**Task to carry out**
Once you have read the data below, write it all out exactly.

**Data supplied**
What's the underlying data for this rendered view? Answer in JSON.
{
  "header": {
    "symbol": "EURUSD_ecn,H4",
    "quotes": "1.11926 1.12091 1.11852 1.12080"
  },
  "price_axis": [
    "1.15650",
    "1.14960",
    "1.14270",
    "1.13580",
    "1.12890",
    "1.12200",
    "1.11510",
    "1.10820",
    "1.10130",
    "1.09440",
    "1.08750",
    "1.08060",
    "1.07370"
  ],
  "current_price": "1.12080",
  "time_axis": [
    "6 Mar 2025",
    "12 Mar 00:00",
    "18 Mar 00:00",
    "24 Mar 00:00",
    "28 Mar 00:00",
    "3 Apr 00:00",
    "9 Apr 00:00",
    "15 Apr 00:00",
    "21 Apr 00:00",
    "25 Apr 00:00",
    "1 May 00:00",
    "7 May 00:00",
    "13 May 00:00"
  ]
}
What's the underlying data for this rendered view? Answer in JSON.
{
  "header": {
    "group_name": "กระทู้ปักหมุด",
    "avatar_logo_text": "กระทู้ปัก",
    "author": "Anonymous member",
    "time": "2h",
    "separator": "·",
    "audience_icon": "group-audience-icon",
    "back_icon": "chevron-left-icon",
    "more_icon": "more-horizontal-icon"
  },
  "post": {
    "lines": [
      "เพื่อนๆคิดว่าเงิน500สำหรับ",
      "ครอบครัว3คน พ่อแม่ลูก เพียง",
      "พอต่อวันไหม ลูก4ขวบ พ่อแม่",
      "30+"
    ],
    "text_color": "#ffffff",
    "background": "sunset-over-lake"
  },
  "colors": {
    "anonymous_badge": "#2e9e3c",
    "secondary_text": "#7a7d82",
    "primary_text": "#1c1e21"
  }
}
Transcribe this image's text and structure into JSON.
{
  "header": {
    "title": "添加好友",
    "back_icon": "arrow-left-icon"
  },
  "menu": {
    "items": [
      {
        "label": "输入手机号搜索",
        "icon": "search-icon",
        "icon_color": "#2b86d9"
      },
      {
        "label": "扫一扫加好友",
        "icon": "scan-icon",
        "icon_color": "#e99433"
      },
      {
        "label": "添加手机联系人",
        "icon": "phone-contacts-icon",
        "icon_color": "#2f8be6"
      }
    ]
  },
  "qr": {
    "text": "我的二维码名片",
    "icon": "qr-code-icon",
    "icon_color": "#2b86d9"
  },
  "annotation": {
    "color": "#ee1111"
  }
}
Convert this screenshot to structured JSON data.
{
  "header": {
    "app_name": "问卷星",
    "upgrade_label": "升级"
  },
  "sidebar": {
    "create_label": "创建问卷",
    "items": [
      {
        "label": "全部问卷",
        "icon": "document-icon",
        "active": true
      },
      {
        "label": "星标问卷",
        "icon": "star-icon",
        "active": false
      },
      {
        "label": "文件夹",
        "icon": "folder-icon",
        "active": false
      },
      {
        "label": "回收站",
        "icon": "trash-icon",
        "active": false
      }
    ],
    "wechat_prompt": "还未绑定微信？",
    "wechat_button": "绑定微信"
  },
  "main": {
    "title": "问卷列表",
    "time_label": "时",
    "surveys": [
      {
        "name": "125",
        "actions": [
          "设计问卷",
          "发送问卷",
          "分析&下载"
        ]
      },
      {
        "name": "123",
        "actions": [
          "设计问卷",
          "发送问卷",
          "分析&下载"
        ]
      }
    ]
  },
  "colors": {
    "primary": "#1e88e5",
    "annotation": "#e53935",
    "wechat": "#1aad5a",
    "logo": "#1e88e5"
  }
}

**Response to the task**
What's the underlying data for this rendered view? Answer in JSON.
{
  "header": {
    "symbol": "EURUSD_ecn,H4",
    "quotes": "1.11926 1.12091 1.11852 1.12080"
  },
  "price_axis": [
    "1.15650",
    "1.14960",
    "1.14270",
    "1.13580",
    "1.12890",
    "1.12200",
    "1.11510",
    "1.10820",
    "1.10130",
    "1.09440",
    "1.08750",
    "1.08060",
    "1.07370"
  ],
  "current_price": "1.12080",
  "time_axis": [
    "6 Mar 2025",
    "12 Mar 00:00",
    "18 Mar 00:00",
    "24 Mar 00:00",
    "28 Mar 00:00",
    "3 Apr 00:00",
    "9 Apr 00:00",
    "15 Apr 00:00",
    "21 Apr 00:00",
    "25 Apr 00:00",
    "1 May 00:00",
    "7 May 00:00",
    "13 May 00:00"
  ]
}
What's the underlying data for this rendered view? Answer in JSON.
{
  "header": {
    "group_name": "กระทู้ปักหมุด",
    "avatar_logo_text": "กระทู้ปัก",
    "author": "Anonymous member",
    "time": "2h",
    "separator": "·",
    "audience_icon": "group-audience-icon",
    "back_icon": "chevron-left-icon",
    "more_icon": "more-horizontal-icon"
  },
  "post": {
    "lines": [
      "เพื่อนๆคิดว่าเงิน500สำหรับ",
      "ครอบครัว3คน พ่อแม่ลูก เพียง",
      "พอต่อวันไหม ลูก4ขวบ พ่อแม่",
      "30+"
    ],
    "text_color": "#ffffff",
    "background": "sunset-over-lake"
  },
  "colors": {
    "anonymous_badge": "#2e9e3c",
    "secondary_text": "#7a7d82",
    "primary_text": "#1c1e21"
  }
}
Transcribe this image's text and structure into JSON.
{
  "header": {
    "title": "添加好友",
    "back_icon": "arrow-left-icon"
  },
  "menu": {
    "items": [
      {
        "label": "输入手机号搜索",
        "icon": "search-icon",
        "icon_color": "#2b86d9"
      },
      {
        "label": "扫一扫加好友",
        "icon": "scan-icon",
        "icon_color": "#e99433"
      },
      {
        "label": "添加手机联系人",
        "icon": "phone-contacts-icon",
        "icon_color": "#2f8be6"
      }
    ]
  },
  "qr": {
    "text": "我的二维码名片",
    "icon": "qr-code-icon",
    "icon_color": "#2b86d9"
  },
  "annotation": {
    "color": "#ee1111"
  }
}
Convert this screenshot to structured JSON data.
{
  "header": {
    "app_name": "问卷星",
    "upgrade_label": "升级"
  },
  "sidebar": {
    "create_label": "创建问卷",
    "items": [
      {
        "label": "全部问卷",
        "icon": "document-icon",
        "active": true
      },
      {
        "label": "星标问卷",
        "icon": "star-icon",
        "active": false
      },
      {
        "label": "文件夹",
        "icon": "folder-icon",
        "active": false
      },
      {
        "label": "回收站",
        "icon": "trash-icon",
        "active": false
      }
    ],
    "wechat_prompt": "还未绑定微信？",
    "wechat_button": "绑定微信"
  },
  "main": {
    "title": "问卷列表",
    "time_label": "时",
    "surveys": [
      {
        "name": "125",
        "actions": [
          "设计问卷",
          "发送问卷",
          "分析&下载"
        ]
      },
      {
        "name": "123",
        "actions": [
          "设计问卷",
          "发送问卷",
          "分析&下载"
        ]
      }
    ]
  },
  "colors": {
    "primary": "#1e88e5",
    "annotation": "#e53935",
    "wechat": "#1aad5a",
    "logo": "#1e88e5"
  }
}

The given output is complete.